With the help of the pressure brought on by the front seven of the defense, and with a couple of roster improvements, the Buffalo Bills cornerbacks had a better year than they did in 2012. The position struggled mightily in the early going of 2013, but once usual starters began to return from injury, the corners settled in a bit more.
Even still, the Bills are bringing in a number of top cornerback prospects to meet with coaches and see the ground in Orchard Park for pre-draft visits. It’s interesting considering their current roster makeup and for the fact that cornerback is one of the forgotten positions when it comes to the draft.
Could it be that where there is smoke, there is fire as well? Might the Bills actually draft a cornerback earlier than anyone is thinking at this point? Let’s examine:
What they have Starters: Stephon Gilmore, Leodis McKelvin, Nickell Robey (nickel) Reserves: Corey Graham, Brandon Smith, Ron Brooks, Mario Butler
What they need
- Regardless of when it comes to fruition, the Bills will eventually need to find a longterm starter to pair with Stephon Gilmore to finally put the cornerback need to rest. Entering his third season, the Bills are hoping Gilmore can put his injury behind him and continue down the same path he was on during training camp of developing into a shutdown corner.
They’ll need him to regain that form, because the defense under coordinator Jim Schwartz will likely have a much different feel to it. While Mike Pettine specialized in bringing blitzes from all different places and sending more than four rushers on occasion, Schwartz shifts the philosophy back to having a dominant front-four and, in turn, putting more pressure on the cornerbacks on the field.
The big question is not about Gilmore — at least not at this point. One would have to believe that the concern is how Leodis McKelvin, who is heading into his seventh year, will do with more time in coverage. There isn’t any doubt that his season in 2013 was the best he’s had since his rookie year. If you study the tape, however, it’s fair to ask if it was merely a byproduct of Pettine’s pressure-packed defense.

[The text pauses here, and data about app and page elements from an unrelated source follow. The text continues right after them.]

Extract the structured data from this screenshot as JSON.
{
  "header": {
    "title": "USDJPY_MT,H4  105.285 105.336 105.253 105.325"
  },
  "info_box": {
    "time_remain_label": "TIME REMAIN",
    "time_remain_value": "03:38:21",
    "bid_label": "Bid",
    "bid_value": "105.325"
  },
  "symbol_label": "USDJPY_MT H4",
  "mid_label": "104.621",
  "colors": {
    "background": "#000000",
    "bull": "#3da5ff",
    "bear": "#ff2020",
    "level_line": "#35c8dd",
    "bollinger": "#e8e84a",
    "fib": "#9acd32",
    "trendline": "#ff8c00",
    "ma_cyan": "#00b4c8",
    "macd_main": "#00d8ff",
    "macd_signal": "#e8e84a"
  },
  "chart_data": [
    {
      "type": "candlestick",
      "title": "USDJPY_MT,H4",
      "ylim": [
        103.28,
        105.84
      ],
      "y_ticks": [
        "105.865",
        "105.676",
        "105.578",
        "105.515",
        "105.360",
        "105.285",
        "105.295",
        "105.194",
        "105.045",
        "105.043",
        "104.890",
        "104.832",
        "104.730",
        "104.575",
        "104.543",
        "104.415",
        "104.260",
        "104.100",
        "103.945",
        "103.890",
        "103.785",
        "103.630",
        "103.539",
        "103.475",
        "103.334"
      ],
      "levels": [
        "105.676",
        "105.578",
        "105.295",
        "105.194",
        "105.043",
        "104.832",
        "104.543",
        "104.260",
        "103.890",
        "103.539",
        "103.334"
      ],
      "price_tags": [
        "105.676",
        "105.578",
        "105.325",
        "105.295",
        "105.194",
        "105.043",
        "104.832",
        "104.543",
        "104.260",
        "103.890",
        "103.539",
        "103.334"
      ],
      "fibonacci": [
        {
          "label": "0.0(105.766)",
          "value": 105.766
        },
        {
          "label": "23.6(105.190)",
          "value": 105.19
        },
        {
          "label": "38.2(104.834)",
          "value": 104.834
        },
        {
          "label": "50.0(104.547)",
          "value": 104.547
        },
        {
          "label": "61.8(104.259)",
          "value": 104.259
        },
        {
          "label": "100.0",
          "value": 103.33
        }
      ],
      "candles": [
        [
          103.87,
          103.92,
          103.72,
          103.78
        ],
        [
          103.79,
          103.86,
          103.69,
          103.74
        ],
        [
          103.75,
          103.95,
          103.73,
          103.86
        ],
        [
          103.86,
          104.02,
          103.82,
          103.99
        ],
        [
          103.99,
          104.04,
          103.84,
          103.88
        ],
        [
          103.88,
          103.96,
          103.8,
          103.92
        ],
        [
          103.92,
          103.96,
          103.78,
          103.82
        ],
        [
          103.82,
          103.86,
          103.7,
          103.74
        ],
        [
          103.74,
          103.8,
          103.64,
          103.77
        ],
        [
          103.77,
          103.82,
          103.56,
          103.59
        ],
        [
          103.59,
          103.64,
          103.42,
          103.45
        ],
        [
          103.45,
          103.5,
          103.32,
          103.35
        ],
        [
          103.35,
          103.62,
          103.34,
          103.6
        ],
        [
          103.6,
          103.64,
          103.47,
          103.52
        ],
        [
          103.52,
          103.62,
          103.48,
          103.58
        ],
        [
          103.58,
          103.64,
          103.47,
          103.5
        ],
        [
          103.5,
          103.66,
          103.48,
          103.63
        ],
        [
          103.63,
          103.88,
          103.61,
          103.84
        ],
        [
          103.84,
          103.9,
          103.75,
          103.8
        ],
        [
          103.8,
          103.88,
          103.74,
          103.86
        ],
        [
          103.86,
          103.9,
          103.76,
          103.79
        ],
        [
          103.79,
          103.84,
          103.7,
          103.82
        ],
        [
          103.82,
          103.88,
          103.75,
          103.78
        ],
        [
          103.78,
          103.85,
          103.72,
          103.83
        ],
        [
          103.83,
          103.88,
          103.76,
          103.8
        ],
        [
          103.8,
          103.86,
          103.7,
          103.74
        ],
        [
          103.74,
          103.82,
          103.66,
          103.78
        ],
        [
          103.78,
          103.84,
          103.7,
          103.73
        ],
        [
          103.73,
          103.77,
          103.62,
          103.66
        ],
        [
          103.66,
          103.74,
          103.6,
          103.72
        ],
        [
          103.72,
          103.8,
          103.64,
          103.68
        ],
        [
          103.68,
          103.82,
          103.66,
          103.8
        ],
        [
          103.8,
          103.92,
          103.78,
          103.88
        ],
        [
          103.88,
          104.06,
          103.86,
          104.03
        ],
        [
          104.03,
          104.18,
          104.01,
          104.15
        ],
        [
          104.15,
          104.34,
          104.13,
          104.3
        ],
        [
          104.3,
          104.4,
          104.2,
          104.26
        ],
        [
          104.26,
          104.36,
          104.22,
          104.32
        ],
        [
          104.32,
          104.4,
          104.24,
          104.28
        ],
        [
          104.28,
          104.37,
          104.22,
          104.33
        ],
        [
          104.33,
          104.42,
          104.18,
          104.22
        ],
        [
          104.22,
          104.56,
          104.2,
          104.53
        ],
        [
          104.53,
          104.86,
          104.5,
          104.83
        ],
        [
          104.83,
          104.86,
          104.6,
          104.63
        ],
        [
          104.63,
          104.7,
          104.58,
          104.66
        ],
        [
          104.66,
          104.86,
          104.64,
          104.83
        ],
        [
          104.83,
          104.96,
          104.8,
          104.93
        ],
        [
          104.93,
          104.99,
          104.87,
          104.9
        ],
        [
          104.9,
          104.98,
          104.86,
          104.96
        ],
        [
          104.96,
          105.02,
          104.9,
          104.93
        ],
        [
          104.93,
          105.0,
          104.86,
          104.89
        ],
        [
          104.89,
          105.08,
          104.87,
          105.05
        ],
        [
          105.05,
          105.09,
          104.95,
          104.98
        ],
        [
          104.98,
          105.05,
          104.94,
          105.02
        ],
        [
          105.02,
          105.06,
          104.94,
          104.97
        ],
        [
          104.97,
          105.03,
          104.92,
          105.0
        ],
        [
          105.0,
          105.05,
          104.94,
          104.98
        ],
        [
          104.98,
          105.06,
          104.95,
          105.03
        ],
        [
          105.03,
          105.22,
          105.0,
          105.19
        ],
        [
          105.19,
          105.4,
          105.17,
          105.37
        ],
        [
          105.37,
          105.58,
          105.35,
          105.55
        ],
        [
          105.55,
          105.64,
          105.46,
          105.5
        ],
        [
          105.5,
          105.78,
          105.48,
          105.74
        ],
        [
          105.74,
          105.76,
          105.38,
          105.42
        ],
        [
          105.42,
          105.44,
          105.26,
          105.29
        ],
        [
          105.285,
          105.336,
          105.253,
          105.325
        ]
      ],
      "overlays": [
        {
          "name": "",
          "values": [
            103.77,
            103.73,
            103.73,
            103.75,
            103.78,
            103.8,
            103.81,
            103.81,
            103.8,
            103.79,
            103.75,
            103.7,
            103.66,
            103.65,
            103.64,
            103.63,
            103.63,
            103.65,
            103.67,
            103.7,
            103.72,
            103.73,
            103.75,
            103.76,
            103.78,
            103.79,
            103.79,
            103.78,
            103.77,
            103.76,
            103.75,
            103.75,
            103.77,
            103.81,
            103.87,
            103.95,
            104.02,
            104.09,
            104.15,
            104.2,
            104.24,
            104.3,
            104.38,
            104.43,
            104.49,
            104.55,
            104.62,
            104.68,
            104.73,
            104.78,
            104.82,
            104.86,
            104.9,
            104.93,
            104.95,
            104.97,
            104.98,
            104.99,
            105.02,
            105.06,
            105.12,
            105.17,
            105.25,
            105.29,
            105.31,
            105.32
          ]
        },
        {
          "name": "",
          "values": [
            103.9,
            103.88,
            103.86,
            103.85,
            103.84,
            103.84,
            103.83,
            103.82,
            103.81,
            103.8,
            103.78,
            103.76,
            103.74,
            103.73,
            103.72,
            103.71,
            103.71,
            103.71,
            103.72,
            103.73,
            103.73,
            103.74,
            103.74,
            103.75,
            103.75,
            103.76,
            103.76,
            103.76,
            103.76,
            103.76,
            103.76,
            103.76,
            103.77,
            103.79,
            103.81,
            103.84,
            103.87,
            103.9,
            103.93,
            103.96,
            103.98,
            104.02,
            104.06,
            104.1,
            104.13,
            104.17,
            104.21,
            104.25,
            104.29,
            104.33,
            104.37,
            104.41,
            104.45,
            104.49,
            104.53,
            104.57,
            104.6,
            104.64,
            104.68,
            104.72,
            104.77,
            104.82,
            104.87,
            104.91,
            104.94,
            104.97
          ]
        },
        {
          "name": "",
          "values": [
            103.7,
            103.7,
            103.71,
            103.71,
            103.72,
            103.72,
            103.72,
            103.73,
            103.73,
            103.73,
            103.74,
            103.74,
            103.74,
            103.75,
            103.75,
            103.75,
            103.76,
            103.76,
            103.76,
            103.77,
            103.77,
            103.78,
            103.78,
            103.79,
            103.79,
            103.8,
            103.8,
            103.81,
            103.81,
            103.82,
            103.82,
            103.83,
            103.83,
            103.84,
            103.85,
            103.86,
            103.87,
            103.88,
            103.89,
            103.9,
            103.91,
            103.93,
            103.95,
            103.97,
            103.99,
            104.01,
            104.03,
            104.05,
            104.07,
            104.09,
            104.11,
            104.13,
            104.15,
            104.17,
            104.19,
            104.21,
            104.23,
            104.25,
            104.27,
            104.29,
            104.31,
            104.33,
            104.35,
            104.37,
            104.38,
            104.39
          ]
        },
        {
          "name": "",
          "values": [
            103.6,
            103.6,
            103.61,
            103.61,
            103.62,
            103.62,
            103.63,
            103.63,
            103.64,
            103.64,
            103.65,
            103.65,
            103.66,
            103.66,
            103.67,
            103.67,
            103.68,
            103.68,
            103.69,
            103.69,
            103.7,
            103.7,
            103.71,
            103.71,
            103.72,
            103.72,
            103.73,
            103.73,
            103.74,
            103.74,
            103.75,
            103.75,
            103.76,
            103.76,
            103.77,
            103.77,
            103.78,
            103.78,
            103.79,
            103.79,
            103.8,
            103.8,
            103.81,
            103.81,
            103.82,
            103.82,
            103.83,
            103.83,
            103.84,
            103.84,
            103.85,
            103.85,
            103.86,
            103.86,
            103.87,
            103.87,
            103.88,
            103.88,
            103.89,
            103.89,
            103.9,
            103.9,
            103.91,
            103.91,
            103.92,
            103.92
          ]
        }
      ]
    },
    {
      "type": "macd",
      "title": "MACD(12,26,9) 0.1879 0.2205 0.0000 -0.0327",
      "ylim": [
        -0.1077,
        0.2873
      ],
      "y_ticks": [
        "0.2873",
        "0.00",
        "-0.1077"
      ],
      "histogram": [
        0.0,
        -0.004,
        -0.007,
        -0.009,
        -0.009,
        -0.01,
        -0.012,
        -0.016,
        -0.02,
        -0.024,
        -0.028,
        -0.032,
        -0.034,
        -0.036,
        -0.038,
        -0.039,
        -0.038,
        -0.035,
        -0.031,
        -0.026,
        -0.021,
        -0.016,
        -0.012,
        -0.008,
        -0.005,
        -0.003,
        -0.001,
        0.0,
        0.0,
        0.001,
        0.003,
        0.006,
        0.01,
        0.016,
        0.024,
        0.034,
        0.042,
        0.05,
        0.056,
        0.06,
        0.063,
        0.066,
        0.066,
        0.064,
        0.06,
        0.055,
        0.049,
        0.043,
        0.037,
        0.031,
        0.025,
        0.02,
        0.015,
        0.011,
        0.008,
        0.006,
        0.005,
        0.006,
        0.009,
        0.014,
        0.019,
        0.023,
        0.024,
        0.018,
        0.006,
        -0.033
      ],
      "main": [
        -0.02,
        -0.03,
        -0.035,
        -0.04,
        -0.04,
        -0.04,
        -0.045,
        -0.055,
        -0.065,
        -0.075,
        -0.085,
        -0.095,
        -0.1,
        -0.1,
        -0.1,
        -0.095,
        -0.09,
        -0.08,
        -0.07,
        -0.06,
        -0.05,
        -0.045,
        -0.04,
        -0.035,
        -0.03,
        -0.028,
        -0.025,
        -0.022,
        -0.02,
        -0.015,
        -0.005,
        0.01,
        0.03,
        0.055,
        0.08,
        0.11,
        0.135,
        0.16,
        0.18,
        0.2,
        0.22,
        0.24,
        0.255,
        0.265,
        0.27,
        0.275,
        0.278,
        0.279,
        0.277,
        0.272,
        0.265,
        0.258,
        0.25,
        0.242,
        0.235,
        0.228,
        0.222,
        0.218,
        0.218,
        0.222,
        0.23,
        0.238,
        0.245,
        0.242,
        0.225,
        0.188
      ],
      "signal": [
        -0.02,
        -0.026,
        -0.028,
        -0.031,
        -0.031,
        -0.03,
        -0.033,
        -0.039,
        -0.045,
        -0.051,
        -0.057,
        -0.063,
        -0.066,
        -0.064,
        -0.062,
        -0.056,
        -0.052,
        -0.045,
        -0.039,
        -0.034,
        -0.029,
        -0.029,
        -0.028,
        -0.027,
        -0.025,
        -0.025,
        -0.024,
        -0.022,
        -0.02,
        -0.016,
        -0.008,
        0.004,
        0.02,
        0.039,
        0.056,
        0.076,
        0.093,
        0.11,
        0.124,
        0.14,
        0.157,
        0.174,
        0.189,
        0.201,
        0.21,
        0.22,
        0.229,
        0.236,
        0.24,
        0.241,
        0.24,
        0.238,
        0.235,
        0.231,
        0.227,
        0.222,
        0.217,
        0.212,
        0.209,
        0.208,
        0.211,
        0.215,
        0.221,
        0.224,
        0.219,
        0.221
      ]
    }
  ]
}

Here’s another caveat to consider: McKelvin’s cap number takes a 50-percent jump up from the 2013 season to 2014. And if you go based on his 2013 number, his 2015 cap hit goes up nearly 61-percent. While there is no immediate danger to McKelvin, who turns 29 in September, it would be shortsighted to not at least wonder if the Bills are trying to find that longterm replacement.
Considering his age, his past struggles, a lack of playmaking ability (interceptions) and with more dynamic return specialists on the roster currently, it’s fair to consider if the former first-round pick could be in trouble after 2014. After all, McKelvin is owed a $750,000 roster bonus ahead of the 2015 season, and the normal rule of thumb for cornerbacks is to gently bring them up to the starting lineup after learning the NFL game.
Some will ask about free agent acquisition Corey Graham, but it seems he’s more of a situational player that will be used at both cornerback and safety depending on how the offense lines up. Graham will likely be a jack-of-all-trades type based on his skill set.
Nickell Robey is a solid nickel corner and will continue in that role, so there isn’t any reason to move on from the former undrafted free agent. Past those four, though, the Bills lack depth. Former fourth-round pick Ron Brooks has been a humongous disappointment in the rare times that he’s been healthy and could be entering a “prove it” training camp in 2014. Brandon Smith is an intriguing developmental player, but is far from being ready to contribute.
If the right player is available and depending about how they feel about McKelvin, cornerback could be the sneakiest “need” position for the Bills in 2014.
How will they do it?
- If the Bills stand pat at ninth overall, it would be a bit of a stretch to consider one of the top cornerbacks being in consideration for that pick. Based on the talent level of this draft that will likely push the top cornerbacks down the draft order, the Bills could be in prime territory at 41st overall to land a cornerback that could have been selected in the first round during weaker draft years. They’ve been bringing in numerous fringe-first round cornerback types, and some that could even be available in the third round. It would not be surprising at all if the Bills used a Day Two selection on the position, considering the type of pressure that will be put on them this coming season.
Players connected to the Bills (will be updated)
Kyle Fuller, Virginia Tech (Pre-Draft Visit)
Bradley Roby, Ohio State (Pre-Draft Visit)
Phillip Gaines, Rice (Pre-Draft Visit)
Bashaud Breeland, Clemson (Pre-Draft Visit)
Ross Cockrell, Duke (Pre-Draft Visit)
Walt Aikens, Liberty (Pre-Draft Visit)